Spectral Response

Mark IV fleet hyperspectral payloads have a camera system which captures images with around 25m GSD and a swath width up to 145 km covering the wavelength ranges between 483 nm and 831 nm.

Below we can see differences in the spectral signature when compared with our multispectral imagery over the same area.


Imagery are captured in visible and near-infrared bands. In total, each capture consist of 32 bands:

  • 483 nm (blue), 489 nm, 497 nm, 504 nm, 511 nm, 518 nm, 526 nm, 533 nm (green), 541 nm, 549 nm, 557 nm, 565 nm, 573 nm, 581 nm, 589 nm, 598 nm, 607 nm, 615 nm (red), 690 nm, 700 nm, 710 nm, 720 nm, 730 nm, 741 nm, 752 nm, 762 nm, 773 nm, 785 nm, 796 nm, 807 nm, 819 nm, 831 nm

Spatial Resolution

Satellogic's hyperspectral imagery products have a medium spatial resolution natively across all spectral bands. Images are captured with 25 meters native resolution at nadir for all spectral bands. Satellogic applies proprietary algorithms to enhance images on all bands providing considerable advantages in terms of pixel-level radiometry.
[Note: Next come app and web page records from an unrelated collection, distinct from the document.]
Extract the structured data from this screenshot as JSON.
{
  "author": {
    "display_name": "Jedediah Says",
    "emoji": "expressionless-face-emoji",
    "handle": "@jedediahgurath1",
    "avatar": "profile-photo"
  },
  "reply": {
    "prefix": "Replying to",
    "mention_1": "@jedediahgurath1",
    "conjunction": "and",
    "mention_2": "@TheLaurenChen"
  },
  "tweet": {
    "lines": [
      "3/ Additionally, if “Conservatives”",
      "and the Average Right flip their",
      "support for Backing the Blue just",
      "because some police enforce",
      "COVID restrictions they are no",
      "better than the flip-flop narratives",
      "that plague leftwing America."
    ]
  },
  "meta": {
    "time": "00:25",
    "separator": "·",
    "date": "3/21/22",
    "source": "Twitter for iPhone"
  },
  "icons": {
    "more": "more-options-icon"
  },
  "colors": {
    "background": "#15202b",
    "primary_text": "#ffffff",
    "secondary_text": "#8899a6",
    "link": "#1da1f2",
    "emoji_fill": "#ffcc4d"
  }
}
Radiometric Calibration

Satellogic imagery’s radiometric accuracy is attained through a combination of lab measurements and on-orbit vicarious calibrations. Satellogic performs on orbit calibration based on processing data retrieved from crossovers with a well calibrated source. The main target used for vicarious campaigns is El Borma, Algeria.

By using calibration data retrieved from these two methods, raw data values as collected by the sensor (DNs) are converted to Top of Atmosphere (TOA) Reflectance to produce images that are free from sensor and top of atmosphere distortions.

Last update: 2024-02-19